BEGIN INPUT FOR THIS TASK
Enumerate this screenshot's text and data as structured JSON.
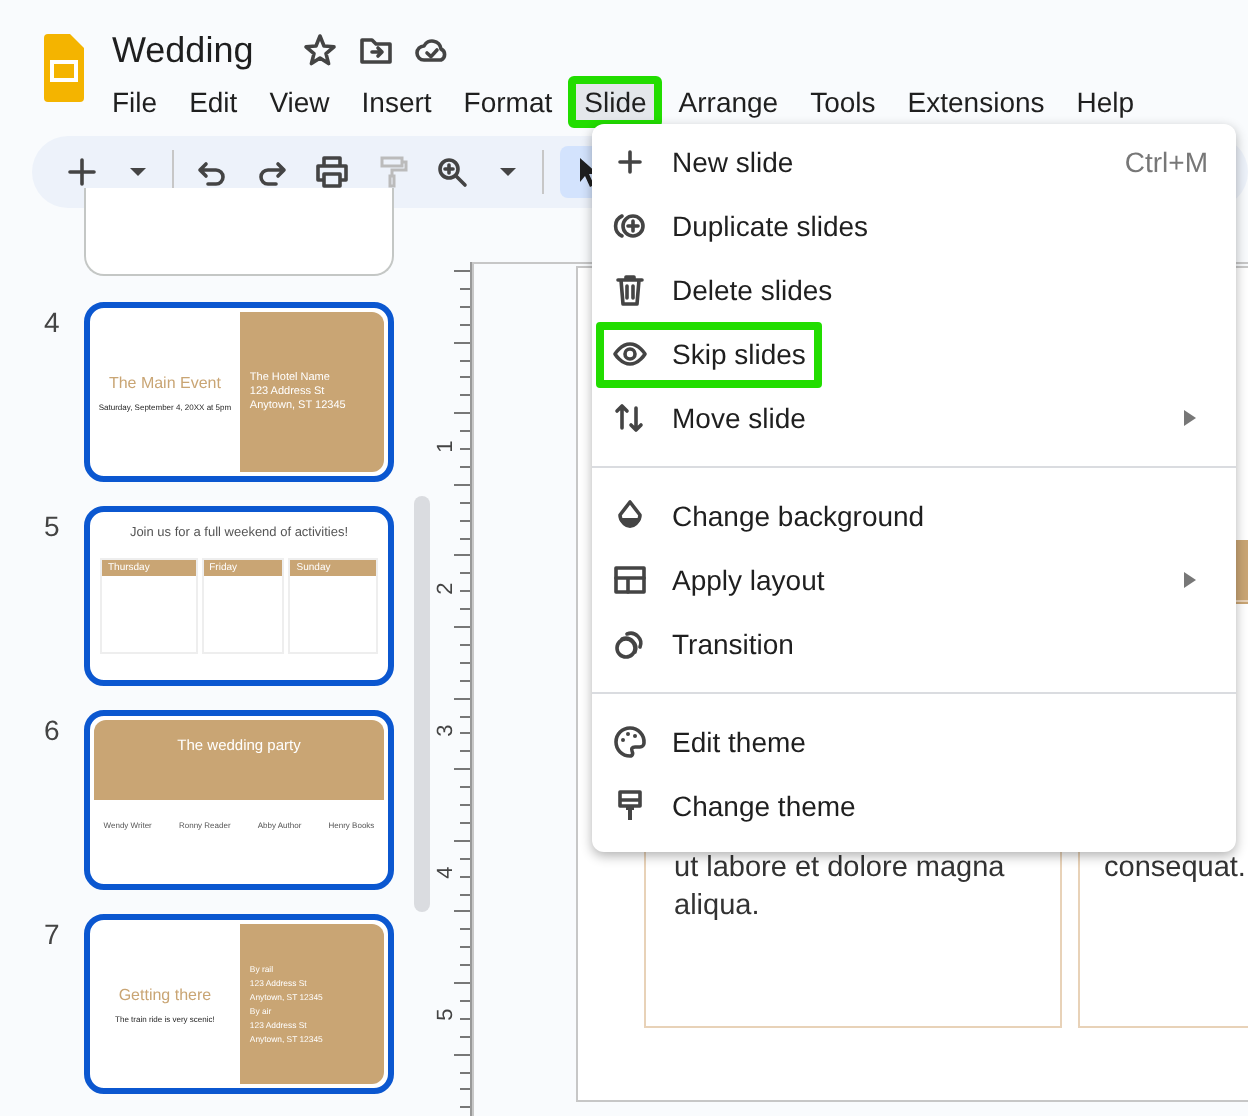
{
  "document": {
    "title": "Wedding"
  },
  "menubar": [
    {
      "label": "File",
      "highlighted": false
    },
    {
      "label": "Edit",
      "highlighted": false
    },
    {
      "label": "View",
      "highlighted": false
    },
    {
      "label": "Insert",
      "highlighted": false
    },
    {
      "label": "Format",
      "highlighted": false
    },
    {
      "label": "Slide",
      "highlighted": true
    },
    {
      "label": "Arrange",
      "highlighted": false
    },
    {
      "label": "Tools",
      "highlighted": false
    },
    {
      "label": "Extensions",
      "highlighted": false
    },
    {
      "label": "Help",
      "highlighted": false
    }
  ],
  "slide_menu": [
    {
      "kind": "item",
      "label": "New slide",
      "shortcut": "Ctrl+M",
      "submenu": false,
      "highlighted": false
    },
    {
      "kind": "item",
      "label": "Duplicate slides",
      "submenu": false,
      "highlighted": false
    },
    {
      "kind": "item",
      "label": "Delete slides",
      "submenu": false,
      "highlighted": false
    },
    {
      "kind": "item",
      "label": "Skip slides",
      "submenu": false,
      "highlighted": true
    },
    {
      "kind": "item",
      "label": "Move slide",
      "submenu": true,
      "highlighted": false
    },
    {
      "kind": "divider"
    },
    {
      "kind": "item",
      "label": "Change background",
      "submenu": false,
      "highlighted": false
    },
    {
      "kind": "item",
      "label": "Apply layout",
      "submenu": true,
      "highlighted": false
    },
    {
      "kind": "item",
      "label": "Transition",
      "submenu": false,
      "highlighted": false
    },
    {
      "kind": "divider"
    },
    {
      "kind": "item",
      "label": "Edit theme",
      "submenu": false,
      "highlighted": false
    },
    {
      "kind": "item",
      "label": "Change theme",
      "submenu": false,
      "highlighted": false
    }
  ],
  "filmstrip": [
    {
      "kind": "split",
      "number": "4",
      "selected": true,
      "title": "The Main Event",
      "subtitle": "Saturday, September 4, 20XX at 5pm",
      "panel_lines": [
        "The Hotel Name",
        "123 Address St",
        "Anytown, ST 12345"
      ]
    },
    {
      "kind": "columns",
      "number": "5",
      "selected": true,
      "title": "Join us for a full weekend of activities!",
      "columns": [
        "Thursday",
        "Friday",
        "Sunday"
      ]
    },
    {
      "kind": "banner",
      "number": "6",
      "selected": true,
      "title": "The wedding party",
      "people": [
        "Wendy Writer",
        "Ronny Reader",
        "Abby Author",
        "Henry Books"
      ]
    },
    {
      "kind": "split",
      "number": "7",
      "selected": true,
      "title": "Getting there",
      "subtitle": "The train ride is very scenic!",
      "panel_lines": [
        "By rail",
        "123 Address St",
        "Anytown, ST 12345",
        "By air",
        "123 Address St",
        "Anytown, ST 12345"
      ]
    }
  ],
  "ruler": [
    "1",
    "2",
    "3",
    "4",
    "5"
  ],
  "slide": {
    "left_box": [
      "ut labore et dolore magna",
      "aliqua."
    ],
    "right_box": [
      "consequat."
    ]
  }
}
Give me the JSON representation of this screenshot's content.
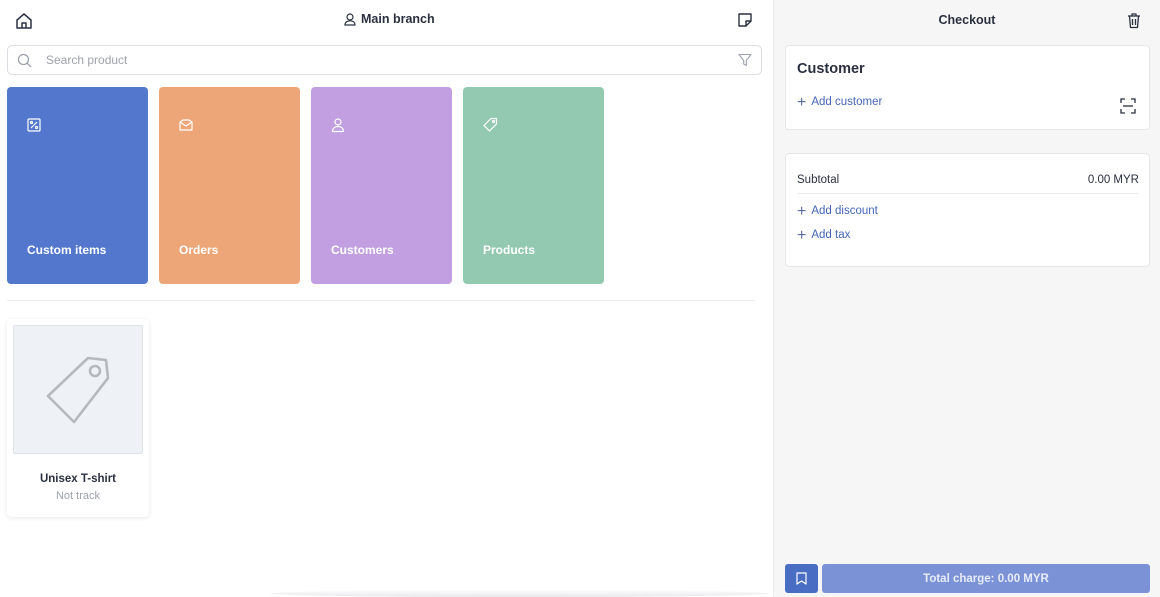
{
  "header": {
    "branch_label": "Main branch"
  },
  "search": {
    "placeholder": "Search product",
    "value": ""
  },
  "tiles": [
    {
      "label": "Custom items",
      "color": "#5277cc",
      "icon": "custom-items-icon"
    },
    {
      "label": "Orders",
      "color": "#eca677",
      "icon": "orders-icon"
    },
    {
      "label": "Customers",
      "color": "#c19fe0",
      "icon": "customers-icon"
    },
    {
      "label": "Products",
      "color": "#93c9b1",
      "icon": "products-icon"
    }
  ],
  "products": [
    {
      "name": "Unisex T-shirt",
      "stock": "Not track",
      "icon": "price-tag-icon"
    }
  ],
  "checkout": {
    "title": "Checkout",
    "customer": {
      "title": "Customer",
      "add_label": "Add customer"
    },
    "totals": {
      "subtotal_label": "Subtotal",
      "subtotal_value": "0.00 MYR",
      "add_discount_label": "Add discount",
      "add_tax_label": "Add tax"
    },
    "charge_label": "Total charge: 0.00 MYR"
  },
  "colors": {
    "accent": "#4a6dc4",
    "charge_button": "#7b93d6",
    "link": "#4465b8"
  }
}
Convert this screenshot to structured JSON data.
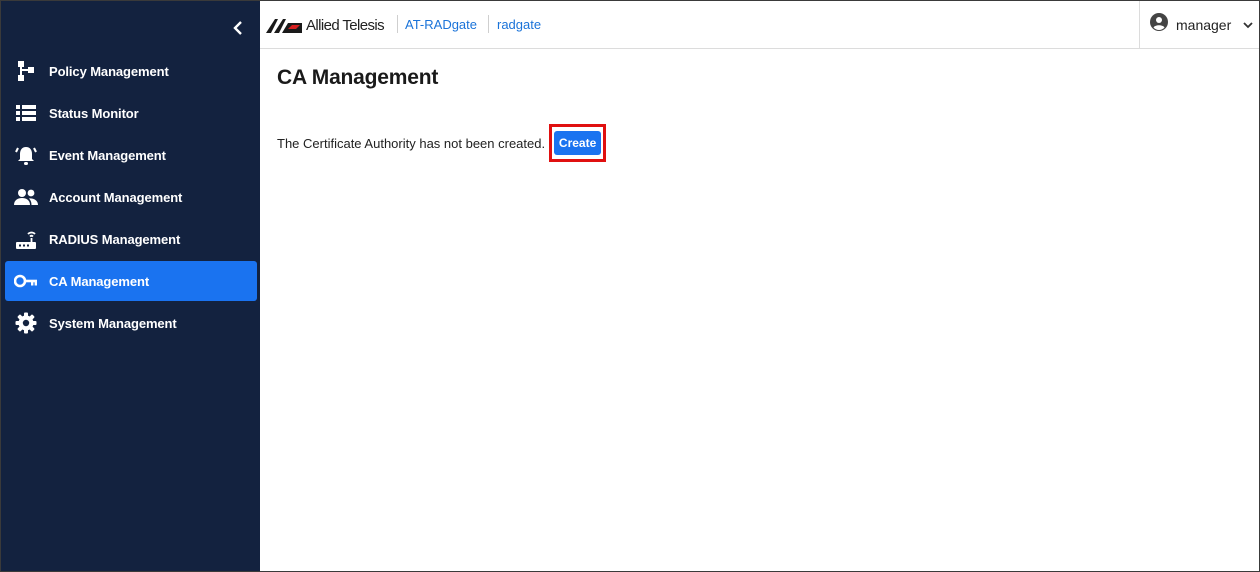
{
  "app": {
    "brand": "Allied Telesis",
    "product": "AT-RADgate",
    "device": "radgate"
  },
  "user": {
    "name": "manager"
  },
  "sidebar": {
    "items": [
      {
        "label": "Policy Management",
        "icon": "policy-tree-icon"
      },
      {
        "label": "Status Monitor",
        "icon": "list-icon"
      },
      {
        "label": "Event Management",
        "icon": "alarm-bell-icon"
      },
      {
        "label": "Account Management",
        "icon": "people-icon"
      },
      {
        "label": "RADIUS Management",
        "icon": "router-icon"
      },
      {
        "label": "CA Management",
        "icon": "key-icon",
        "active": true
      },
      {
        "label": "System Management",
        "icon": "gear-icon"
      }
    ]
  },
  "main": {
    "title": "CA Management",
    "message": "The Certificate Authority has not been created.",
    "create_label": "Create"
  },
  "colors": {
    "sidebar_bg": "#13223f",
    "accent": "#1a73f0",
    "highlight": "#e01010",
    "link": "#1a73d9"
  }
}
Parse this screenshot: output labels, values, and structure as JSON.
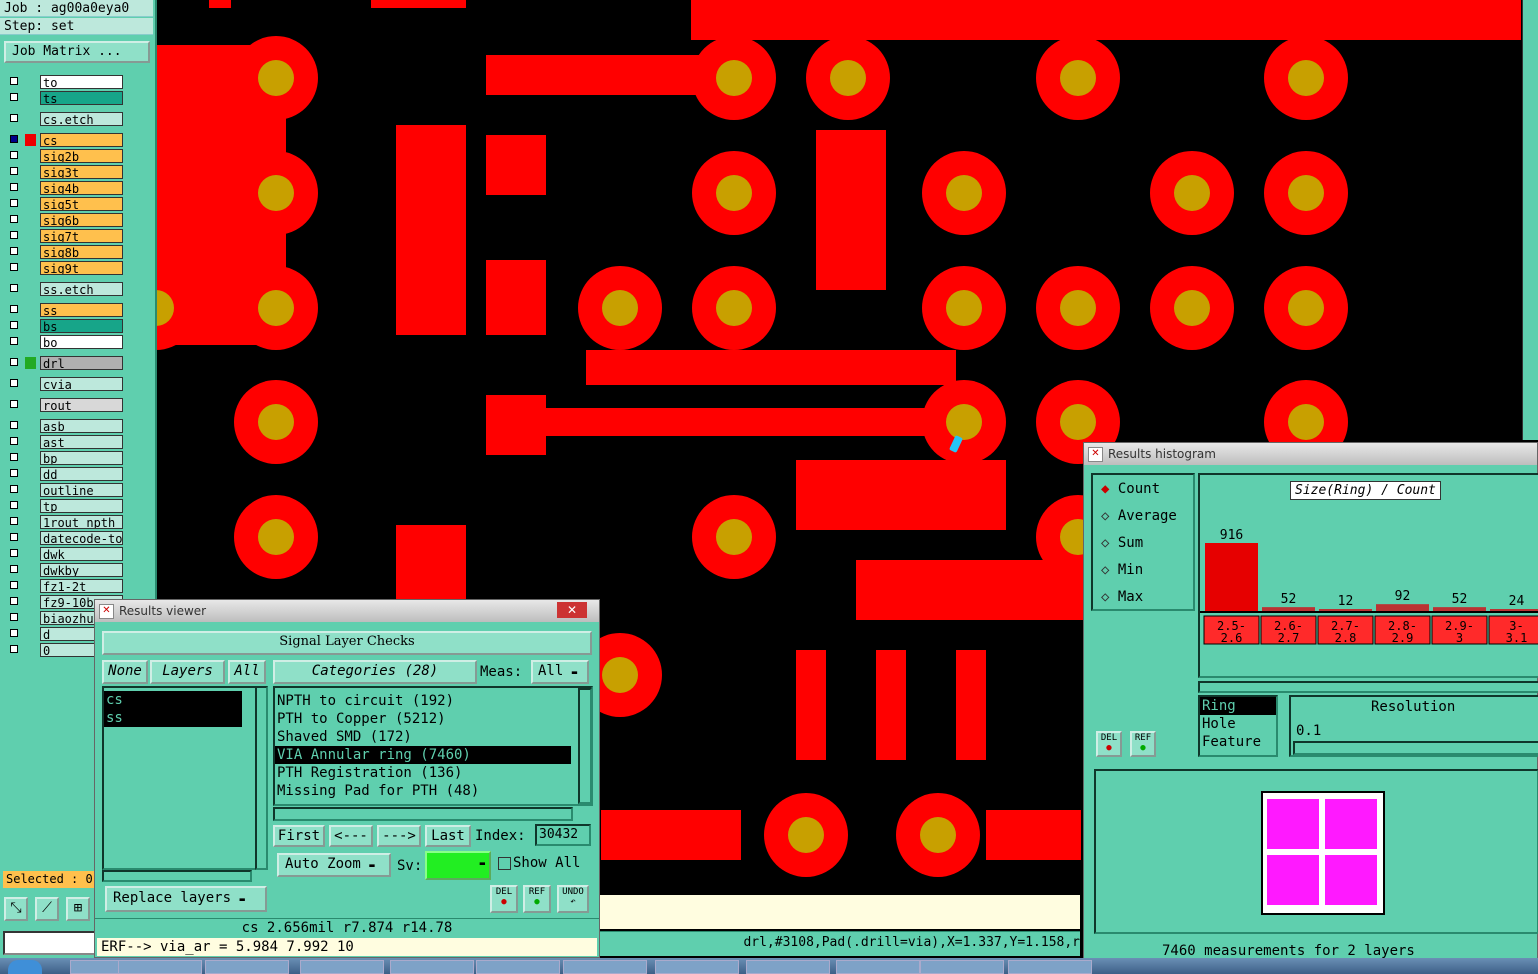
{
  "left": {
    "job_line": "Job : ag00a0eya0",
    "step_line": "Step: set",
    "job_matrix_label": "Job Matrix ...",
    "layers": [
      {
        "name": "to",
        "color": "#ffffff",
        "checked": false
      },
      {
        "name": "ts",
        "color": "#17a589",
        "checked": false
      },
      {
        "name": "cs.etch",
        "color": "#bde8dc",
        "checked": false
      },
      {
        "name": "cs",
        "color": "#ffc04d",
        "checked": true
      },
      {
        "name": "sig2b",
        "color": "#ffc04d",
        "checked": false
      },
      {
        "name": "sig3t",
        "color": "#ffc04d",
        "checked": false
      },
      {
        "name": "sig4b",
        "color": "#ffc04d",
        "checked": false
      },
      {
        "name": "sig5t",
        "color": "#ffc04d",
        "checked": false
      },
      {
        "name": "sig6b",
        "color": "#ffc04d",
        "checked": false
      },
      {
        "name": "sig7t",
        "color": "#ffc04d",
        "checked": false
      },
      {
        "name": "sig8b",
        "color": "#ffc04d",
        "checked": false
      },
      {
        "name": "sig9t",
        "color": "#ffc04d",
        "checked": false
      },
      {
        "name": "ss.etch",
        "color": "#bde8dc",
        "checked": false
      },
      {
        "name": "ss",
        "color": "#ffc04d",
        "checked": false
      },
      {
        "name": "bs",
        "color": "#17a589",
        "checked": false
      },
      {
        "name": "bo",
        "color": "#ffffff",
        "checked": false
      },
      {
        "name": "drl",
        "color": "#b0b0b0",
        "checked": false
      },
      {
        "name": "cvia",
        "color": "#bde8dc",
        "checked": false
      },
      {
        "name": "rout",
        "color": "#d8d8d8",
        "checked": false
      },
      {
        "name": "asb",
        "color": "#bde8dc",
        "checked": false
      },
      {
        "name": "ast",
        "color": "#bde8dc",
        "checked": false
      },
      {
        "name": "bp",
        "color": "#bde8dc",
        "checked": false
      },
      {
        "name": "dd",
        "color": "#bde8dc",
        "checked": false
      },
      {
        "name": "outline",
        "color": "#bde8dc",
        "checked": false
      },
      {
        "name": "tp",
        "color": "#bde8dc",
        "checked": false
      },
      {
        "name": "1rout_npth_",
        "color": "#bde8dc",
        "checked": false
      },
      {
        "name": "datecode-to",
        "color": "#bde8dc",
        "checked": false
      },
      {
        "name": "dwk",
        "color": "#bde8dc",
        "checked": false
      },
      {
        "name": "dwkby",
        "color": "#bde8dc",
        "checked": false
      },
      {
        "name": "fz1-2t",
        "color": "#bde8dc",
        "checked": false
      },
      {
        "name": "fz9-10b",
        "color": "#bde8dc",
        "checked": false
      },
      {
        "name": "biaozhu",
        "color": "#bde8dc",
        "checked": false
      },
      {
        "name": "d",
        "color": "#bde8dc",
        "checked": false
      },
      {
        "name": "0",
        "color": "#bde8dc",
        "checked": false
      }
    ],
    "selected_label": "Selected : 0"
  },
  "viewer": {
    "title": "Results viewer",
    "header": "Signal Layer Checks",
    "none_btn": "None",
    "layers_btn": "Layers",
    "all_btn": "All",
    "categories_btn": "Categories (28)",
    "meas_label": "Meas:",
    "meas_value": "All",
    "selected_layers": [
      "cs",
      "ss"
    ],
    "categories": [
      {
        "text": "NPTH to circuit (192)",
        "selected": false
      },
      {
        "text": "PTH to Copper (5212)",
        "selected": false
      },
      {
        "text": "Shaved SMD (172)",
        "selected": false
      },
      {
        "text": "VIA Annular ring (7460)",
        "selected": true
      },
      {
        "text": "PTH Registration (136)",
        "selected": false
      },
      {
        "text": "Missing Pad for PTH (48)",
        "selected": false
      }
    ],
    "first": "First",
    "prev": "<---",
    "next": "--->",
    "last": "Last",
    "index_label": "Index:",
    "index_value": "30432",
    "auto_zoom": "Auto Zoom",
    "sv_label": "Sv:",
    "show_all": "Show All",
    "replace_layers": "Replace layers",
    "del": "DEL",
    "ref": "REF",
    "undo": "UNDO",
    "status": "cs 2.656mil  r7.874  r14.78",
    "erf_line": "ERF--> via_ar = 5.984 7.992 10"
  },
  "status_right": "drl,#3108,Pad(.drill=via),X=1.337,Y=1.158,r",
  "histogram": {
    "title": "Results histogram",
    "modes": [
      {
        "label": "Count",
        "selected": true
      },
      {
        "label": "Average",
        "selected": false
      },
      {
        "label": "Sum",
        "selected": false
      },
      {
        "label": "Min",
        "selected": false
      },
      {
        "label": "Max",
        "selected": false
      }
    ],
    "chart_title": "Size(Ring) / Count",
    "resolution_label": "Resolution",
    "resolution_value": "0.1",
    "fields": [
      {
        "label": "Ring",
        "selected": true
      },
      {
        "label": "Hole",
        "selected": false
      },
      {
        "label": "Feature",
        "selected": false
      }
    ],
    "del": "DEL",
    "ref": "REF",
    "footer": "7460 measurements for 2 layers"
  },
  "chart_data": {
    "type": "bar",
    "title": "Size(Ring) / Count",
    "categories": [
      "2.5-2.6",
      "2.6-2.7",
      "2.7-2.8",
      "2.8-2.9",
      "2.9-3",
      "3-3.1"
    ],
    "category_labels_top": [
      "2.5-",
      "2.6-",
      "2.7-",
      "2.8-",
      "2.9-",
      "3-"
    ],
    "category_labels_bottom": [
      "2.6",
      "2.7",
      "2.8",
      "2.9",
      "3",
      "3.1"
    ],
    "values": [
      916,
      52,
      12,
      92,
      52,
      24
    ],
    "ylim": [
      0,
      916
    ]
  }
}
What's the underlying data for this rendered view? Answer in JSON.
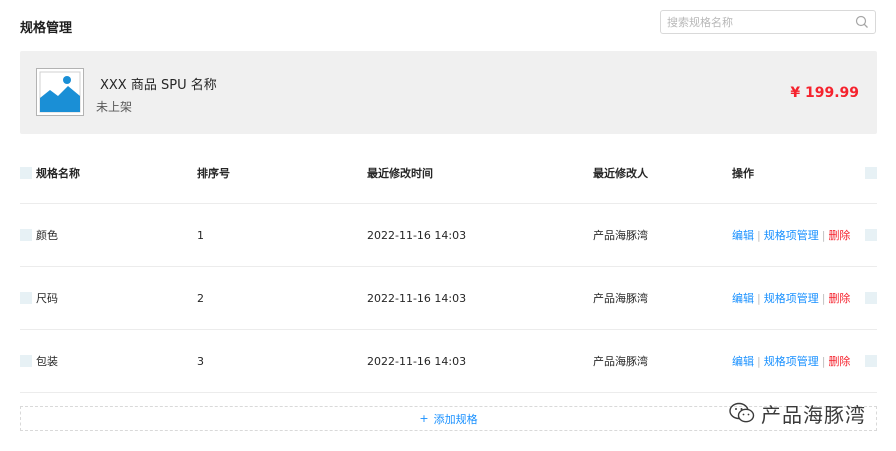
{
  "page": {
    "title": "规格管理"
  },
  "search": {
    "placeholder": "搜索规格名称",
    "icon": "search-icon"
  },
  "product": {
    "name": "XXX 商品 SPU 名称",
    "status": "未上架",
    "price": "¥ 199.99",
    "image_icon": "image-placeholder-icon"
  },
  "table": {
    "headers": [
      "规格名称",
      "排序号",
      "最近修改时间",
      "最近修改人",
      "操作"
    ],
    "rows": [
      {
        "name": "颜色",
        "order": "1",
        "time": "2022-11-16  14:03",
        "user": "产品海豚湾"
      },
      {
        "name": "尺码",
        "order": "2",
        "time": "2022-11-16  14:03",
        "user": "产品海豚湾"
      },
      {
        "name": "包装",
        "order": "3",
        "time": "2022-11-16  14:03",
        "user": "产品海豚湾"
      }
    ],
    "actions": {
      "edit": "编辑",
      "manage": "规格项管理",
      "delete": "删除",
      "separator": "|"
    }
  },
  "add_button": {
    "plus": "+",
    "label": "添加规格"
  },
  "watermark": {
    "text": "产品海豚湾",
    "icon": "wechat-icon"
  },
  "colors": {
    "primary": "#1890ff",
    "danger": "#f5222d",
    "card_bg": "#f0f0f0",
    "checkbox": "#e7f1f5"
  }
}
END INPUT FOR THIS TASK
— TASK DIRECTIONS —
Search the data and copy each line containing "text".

— RESULT OF THE TASK —
Enumerate this screenshot's text and data as structured JSON.
        "text": "NPTH to circuit (192)",
        "text": "PTH to Copper (5212)",
        "text": "Shaved SMD (172)",
        "text": "VIA Annular ring (7460)",
        "text": "PTH Registration (136)",
        "text": "Missing Pad for PTH (48)",
    "text": "产品海豚湾",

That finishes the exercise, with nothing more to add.